Even though community service sounds like “the easy way out”, in many ways it’s not a simple get out of jail free card

The main difference between performing community service instead of going to jail is that you are now responsible to complete the required service hours in the designated period of time. Whereas, if you are in jail, you are in there until your sentence is over, there’s no responsibility for you to show up to the jail, if you’re already there. With this in mind, it’s important to know what can happen if you fail to comply with the court’s order to keep up with your end of the bargain. 

Often, if you fail to meet the requirements laid out by the court, the punishment is much more severe than your previous sentence and can even find you in criminal contempt of court. 

If you are convicted of a DUI and sentenced to court-ordered community service work, your Springfield DUI attorney can help to make sure that you understand how it works within the organization of the court’s choosing (the court often decides what type of community service you’ll be doing concerning the crime, but sometimes the defendant can choose-more on that later), and how to make sure you successfully complete community service time and fulfill your promise. 

Where To Go For Community Service in Missouri

puppy on bed at shelter

According to the Missouri Department of Corrections, Many offenders are ordered to complete a set amount of community service hours as partial repayment of the debt that has occurred from their criminal behavior. Offenders are assigned to non-profit or tax-supported agencies where the work performed serves public needs. 

This includes, but is not limited to agencies such as:

  • Hospitals
  • Schools
  • Animal Shelters
  • Nursing Homes
  • Food Banks
  • Places of Worship
  • Libraries
  • Museums
  • Parks or Natural Areas

Most of the time when community service work is court-ordered, the judge will assign you to a particular job or service. The judge will take into account the nature of the crime that was committed and personal information about you that will help them to decide the best type of community service for you that is beneficial to the community. 

Community Service Before Your Trial

Doing community service before you even go to trial, may seem counterproductive, but in reality, it’s one of the best things (along with hiring a DUI attorney) that you can do to ensure that the outcome of your trial is a good one. Here are some of the main benefits and reasons to do community service before your DUI trial in Missouri, as outlined by this article:
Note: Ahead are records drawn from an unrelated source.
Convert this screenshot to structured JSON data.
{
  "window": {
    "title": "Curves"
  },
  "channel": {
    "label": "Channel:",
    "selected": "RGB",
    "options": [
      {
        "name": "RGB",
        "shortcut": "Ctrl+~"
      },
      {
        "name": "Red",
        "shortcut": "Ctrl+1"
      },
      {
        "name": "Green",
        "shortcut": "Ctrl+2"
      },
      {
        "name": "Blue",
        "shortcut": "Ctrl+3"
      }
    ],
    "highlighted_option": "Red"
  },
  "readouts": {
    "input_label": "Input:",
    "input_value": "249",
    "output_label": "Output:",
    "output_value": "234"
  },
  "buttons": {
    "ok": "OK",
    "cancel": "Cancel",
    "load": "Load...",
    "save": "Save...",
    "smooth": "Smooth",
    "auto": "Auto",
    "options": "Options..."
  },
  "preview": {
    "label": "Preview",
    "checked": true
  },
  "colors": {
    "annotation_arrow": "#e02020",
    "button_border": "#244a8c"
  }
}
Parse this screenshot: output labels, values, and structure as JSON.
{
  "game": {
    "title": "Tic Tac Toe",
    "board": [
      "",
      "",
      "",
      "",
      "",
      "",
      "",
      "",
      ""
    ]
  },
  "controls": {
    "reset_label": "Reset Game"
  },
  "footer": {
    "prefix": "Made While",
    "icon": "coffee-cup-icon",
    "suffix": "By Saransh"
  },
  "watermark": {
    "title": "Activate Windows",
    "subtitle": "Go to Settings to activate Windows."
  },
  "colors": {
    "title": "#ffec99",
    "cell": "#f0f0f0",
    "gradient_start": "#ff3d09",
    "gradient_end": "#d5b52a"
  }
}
  • If your DUI attorney recommends that you do community service prior to the trial, you need to follow his or her advice. They will be able to use this as a bargaining tool if necessary.
  • Community service before your trial can help with your sentencing. If you are found guilty of a DUI, being proactive by doing community service may lessen your sentence.
  • The type of community service may be better if you do it first. Not all community service is created equal and there are definitely some jobs that are less appealing. By doing community service before, you may have more of a say in where you get to work. 
  • You may be able to avoid paying probation service fees. Owing less money is always a good thing.
  • If your community service has been satisfied, the court can terminate or suspend your probation. If this is not possible, your DUI attorney may be able to negotiate that your probation becomes “non-reporting” probation, where you wouldn’t be required to see your probation officer on a regular basis and may even get out of paying monthly probation fees. 
  • Community service is a way to show that you are working on bettering yourself, which is how you want to look in the court’s eyes. Looking good in court is a great way to reduce your sentence. 

If you are currently facing DUI charges in Springfield, MO contact DWI Springfield today for a free consultation and to learn more about getting involved in community service work before your trial begins.